MELLET:

Lets speak with Manny now. Hello Manny you are on with the Treasurer.

CALLER:

Yes I have been taking notes. I would rather have my say and not have the Treasurer interfere and drear on with his party political broadcast.

MELLET:

Yes okay you can have your say but then the Treasurer of course has right of reply.

CALLER:

Yes right of reply but don’t overrun me. You said, I have been taking notes, you’ve said that pensioners pay no tax. We pay GST as well as all the other tax. You said that the GST would override all other taxes, we would pay no other federal taxes once we paid GST. You said we are paying a federal levy on fuel as well as the GST on fuel. Now in this last thing you have given tax cuts to people who are theoretically comfortably off over $40,000. I know no-one personally who I know intimately enough to know their income who is on $40,000. My children are fully employed and some of them, they do get $40,000 when they work more than 14 hours a day.

MELLET:

Manny, I’m sorry I have got so many people…

CALLER:

Okay, to keep it brief if you are genuinely going to do anything for the people who are poor enough to have federal health care cards then you should make it that anybody who produces a card like that pays no GST on anything on toothpaste, toothbrush, fuel, power, water all the essentials.

MELLET:

Okay Manny thanks well let’s get the Treasurer to give a response.

TREASURER:

Well the GST was introduced to replace wholesale sales tax and a whole raft of state taxes, it was not introduced to replace income tax which is the principal federal tax base and nobody ever said it would. Nobody ever would imagine in the future it could, so there might be a misunderstanding there. In relation to presenting a health care card and getting a different price at the counter for your toothbrush I just don’t think it is practical. The idea of a 10 per cent GST, that it is a simple, simple for people to understand and it is simple for retailers. If somebody was to present a card at the cash register and say change the price of the toothpaste or change the price of toothbrush fee the complications would be so great for both the consumer and for the seller that we would loss the advantage of efficiency in the tax system.
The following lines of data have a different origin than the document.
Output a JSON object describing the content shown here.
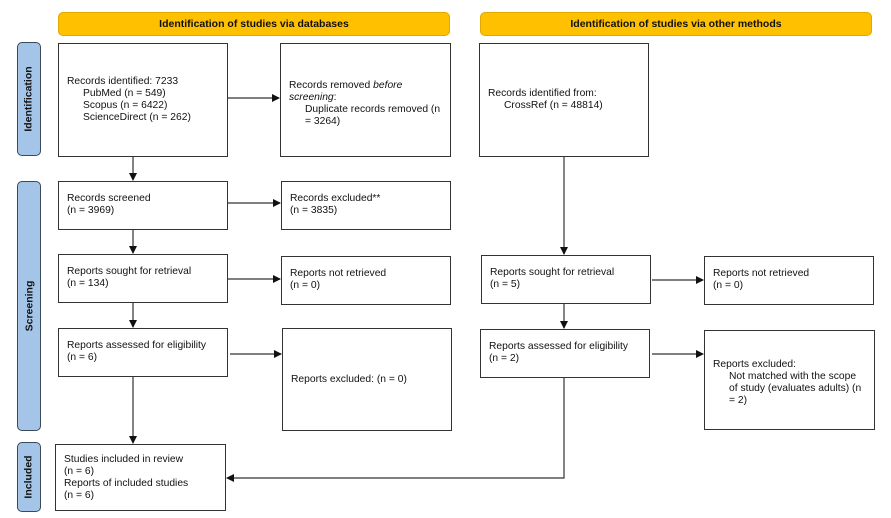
{
  "headers": {
    "databases": "Identification of studies via databases",
    "other_methods": "Identification of studies via other methods"
  },
  "phases": {
    "identification": "Identification",
    "screening": "Screening",
    "included": "Included"
  },
  "colors": {
    "header_fill": "#FFC000",
    "phase_fill": "#A4C4E8",
    "box_border": "#333333"
  },
  "databases": {
    "records_identified": {
      "title": "Records identified: 7233",
      "sources": [
        "PubMed (n = 549)",
        "Scopus (n = 6422)",
        "ScienceDirect (n = 262)"
      ]
    },
    "records_removed": {
      "title_prefix": "Records removed ",
      "title_italic": "before screening",
      "title_suffix": ":",
      "detail": "Duplicate records removed (n = 3264)"
    },
    "records_screened": {
      "title": "Records screened",
      "count": "(n = 3969)"
    },
    "records_excluded": {
      "title": "Records excluded**",
      "count": "(n = 3835)"
    },
    "reports_sought": {
      "title": "Reports sought for retrieval",
      "count": "(n = 134)"
    },
    "reports_not_retrieved": {
      "title": "Reports not retrieved",
      "count": "(n = 0)"
    },
    "reports_assessed": {
      "title": "Reports assessed for eligibility",
      "count": "(n = 6)"
    },
    "reports_excluded": {
      "title": "Reports excluded: (n = 0)"
    }
  },
  "other_methods": {
    "records_identified": {
      "title": "Records identified from:",
      "source": "CrossRef (n = 48814)"
    },
    "reports_sought": {
      "title": "Reports sought for retrieval",
      "count": "(n = 5)"
    },
    "reports_not_retrieved": {
      "title": "Reports not retrieved",
      "count": "(n = 0)"
    },
    "reports_assessed": {
      "title": "Reports assessed for eligibility",
      "count": "(n = 2)"
    },
    "reports_excluded": {
      "title": "Reports excluded:",
      "detail": "Not matched with the scope of study (evaluates adults) (n = 2)"
    }
  },
  "included": {
    "studies_title": "Studies included in review",
    "studies_count": "(n = 6)",
    "reports_title": "Reports of included studies",
    "reports_count": "(n = 6)"
  }
}
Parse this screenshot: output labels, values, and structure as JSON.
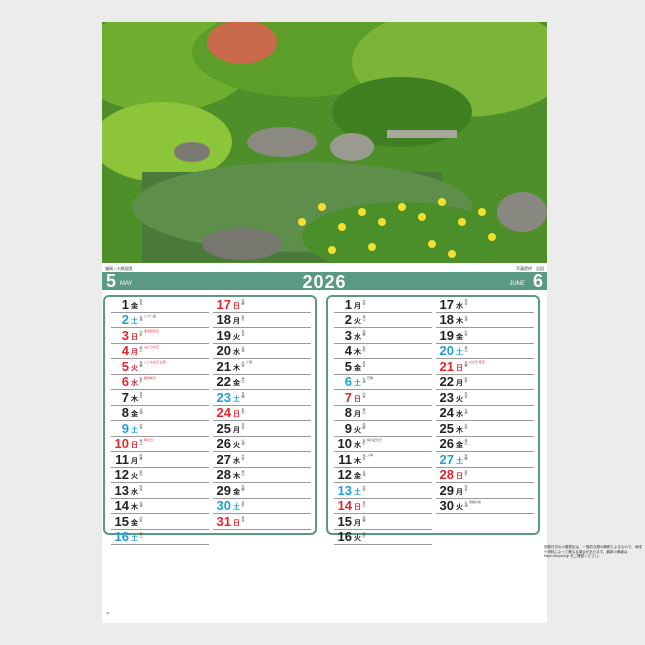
{
  "page": {
    "year": "2026",
    "left_month_number": "5",
    "left_month_name": "MAY",
    "right_month_number": "6",
    "right_month_name": "JUNE",
    "caption_left": "福岡 / 小原庭園",
    "caption_right": "写真提供　吉田",
    "note": "西暦日付の六曜表記は、一般的な暦の解釈によるもので、地域や資料によって異なる場合があります。最新の情報は https://koyomi.jp をご確認ください。",
    "footer": "48"
  },
  "may": {
    "col1": [
      {
        "d": "1",
        "w": "金",
        "r": "先負",
        "e": "",
        "c": "black"
      },
      {
        "d": "2",
        "w": "土",
        "r": "仏滅",
        "e": "八十八夜",
        "c": "blue"
      },
      {
        "d": "3",
        "w": "日",
        "r": "大安",
        "e": "憲法記念日",
        "c": "red"
      },
      {
        "d": "4",
        "w": "月",
        "r": "赤口",
        "e": "みどりの日",
        "c": "red"
      },
      {
        "d": "5",
        "w": "火",
        "r": "先勝",
        "e": "こどもの日 立夏",
        "c": "red"
      },
      {
        "d": "6",
        "w": "水",
        "r": "友引",
        "e": "振替休日",
        "c": "red"
      },
      {
        "d": "7",
        "w": "木",
        "r": "先負",
        "e": "",
        "c": "black"
      },
      {
        "d": "8",
        "w": "金",
        "r": "仏滅",
        "e": "",
        "c": "black"
      },
      {
        "d": "9",
        "w": "土",
        "r": "大安",
        "e": "",
        "c": "blue"
      },
      {
        "d": "10",
        "w": "日",
        "r": "赤口",
        "e": "母の日",
        "c": "red"
      },
      {
        "d": "11",
        "w": "月",
        "r": "先勝",
        "e": "",
        "c": "black"
      },
      {
        "d": "12",
        "w": "火",
        "r": "友引",
        "e": "",
        "c": "black"
      },
      {
        "d": "13",
        "w": "水",
        "r": "先負",
        "e": "",
        "c": "black"
      },
      {
        "d": "14",
        "w": "木",
        "r": "仏滅",
        "e": "",
        "c": "black"
      },
      {
        "d": "15",
        "w": "金",
        "r": "大安",
        "e": "",
        "c": "black"
      },
      {
        "d": "16",
        "w": "土",
        "r": "赤口",
        "e": "",
        "c": "blue"
      }
    ],
    "col2": [
      {
        "d": "17",
        "w": "日",
        "r": "先勝",
        "e": "",
        "c": "red"
      },
      {
        "d": "18",
        "w": "月",
        "r": "友引",
        "e": "",
        "c": "black"
      },
      {
        "d": "19",
        "w": "火",
        "r": "先負",
        "e": "",
        "c": "black"
      },
      {
        "d": "20",
        "w": "水",
        "r": "仏滅",
        "e": "",
        "c": "black"
      },
      {
        "d": "21",
        "w": "木",
        "r": "大安",
        "e": "小満",
        "c": "black"
      },
      {
        "d": "22",
        "w": "金",
        "r": "赤口",
        "e": "",
        "c": "black"
      },
      {
        "d": "23",
        "w": "土",
        "r": "先勝",
        "e": "",
        "c": "blue"
      },
      {
        "d": "24",
        "w": "日",
        "r": "友引",
        "e": "",
        "c": "red"
      },
      {
        "d": "25",
        "w": "月",
        "r": "先負",
        "e": "",
        "c": "black"
      },
      {
        "d": "26",
        "w": "火",
        "r": "仏滅",
        "e": "",
        "c": "black"
      },
      {
        "d": "27",
        "w": "水",
        "r": "大安",
        "e": "",
        "c": "black"
      },
      {
        "d": "28",
        "w": "木",
        "r": "赤口",
        "e": "",
        "c": "black"
      },
      {
        "d": "29",
        "w": "金",
        "r": "先勝",
        "e": "",
        "c": "black"
      },
      {
        "d": "30",
        "w": "土",
        "r": "友引",
        "e": "",
        "c": "blue"
      },
      {
        "d": "31",
        "w": "日",
        "r": "先負",
        "e": "",
        "c": "red"
      }
    ]
  },
  "june": {
    "col1": [
      {
        "d": "1",
        "w": "月",
        "r": "大安",
        "e": "",
        "c": "black"
      },
      {
        "d": "2",
        "w": "火",
        "r": "赤口",
        "e": "",
        "c": "black"
      },
      {
        "d": "3",
        "w": "水",
        "r": "先勝",
        "e": "",
        "c": "black"
      },
      {
        "d": "4",
        "w": "木",
        "r": "友引",
        "e": "",
        "c": "black"
      },
      {
        "d": "5",
        "w": "金",
        "r": "先負",
        "e": "",
        "c": "black"
      },
      {
        "d": "6",
        "w": "土",
        "r": "仏滅",
        "e": "芒種",
        "c": "blue"
      },
      {
        "d": "7",
        "w": "日",
        "r": "大安",
        "e": "",
        "c": "red"
      },
      {
        "d": "8",
        "w": "月",
        "r": "赤口",
        "e": "",
        "c": "black"
      },
      {
        "d": "9",
        "w": "火",
        "r": "先勝",
        "e": "",
        "c": "black"
      },
      {
        "d": "10",
        "w": "水",
        "r": "友引",
        "e": "時の記念日",
        "c": "black"
      },
      {
        "d": "11",
        "w": "木",
        "r": "先負",
        "e": "入梅",
        "c": "black"
      },
      {
        "d": "12",
        "w": "金",
        "r": "仏滅",
        "e": "",
        "c": "black"
      },
      {
        "d": "13",
        "w": "土",
        "r": "大安",
        "e": "",
        "c": "blue"
      },
      {
        "d": "14",
        "w": "日",
        "r": "赤口",
        "e": "",
        "c": "red"
      },
      {
        "d": "15",
        "w": "月",
        "r": "先勝",
        "e": "",
        "c": "black"
      },
      {
        "d": "16",
        "w": "火",
        "r": "友引",
        "e": "",
        "c": "black"
      }
    ],
    "col2": [
      {
        "d": "17",
        "w": "水",
        "r": "先負",
        "e": "",
        "c": "black"
      },
      {
        "d": "18",
        "w": "木",
        "r": "仏滅",
        "e": "",
        "c": "black"
      },
      {
        "d": "19",
        "w": "金",
        "r": "大安",
        "e": "",
        "c": "black"
      },
      {
        "d": "20",
        "w": "土",
        "r": "赤口",
        "e": "",
        "c": "blue"
      },
      {
        "d": "21",
        "w": "日",
        "r": "先勝",
        "e": "父の日 夏至",
        "c": "red"
      },
      {
        "d": "22",
        "w": "月",
        "r": "友引",
        "e": "",
        "c": "black"
      },
      {
        "d": "23",
        "w": "火",
        "r": "先負",
        "e": "",
        "c": "black"
      },
      {
        "d": "24",
        "w": "水",
        "r": "仏滅",
        "e": "",
        "c": "black"
      },
      {
        "d": "25",
        "w": "木",
        "r": "大安",
        "e": "",
        "c": "black"
      },
      {
        "d": "26",
        "w": "金",
        "r": "赤口",
        "e": "",
        "c": "black"
      },
      {
        "d": "27",
        "w": "土",
        "r": "先勝",
        "e": "",
        "c": "blue"
      },
      {
        "d": "28",
        "w": "日",
        "r": "友引",
        "e": "",
        "c": "red"
      },
      {
        "d": "29",
        "w": "月",
        "r": "先負",
        "e": "",
        "c": "black"
      },
      {
        "d": "30",
        "w": "火",
        "r": "仏滅",
        "e": "夏越の祓",
        "c": "black"
      }
    ]
  }
}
MELLET:

Treasurer, before you go (inaudible) a few seconds I have seen some of the footage from Mr Howard’s trip to America and President Bush was saying the only difference between him and John Howard is that Mr Howard is not as pretty and does not have as much hair and I just wanted to ask you in what way do you differ from George Bush?

TREASURER:

From George Bush? I think he is probably beating me in the hair stakes, I maybe a little taller than him though.

MELLET:

And do you think his prediction that he will not be in the job for as long as John Howard is (inaudible)?

TREASURER:

Oh well, we get asked these predictions all the time and if I knew what the future held, I do not think I would be in this business I would be in clairvoyance somewhere.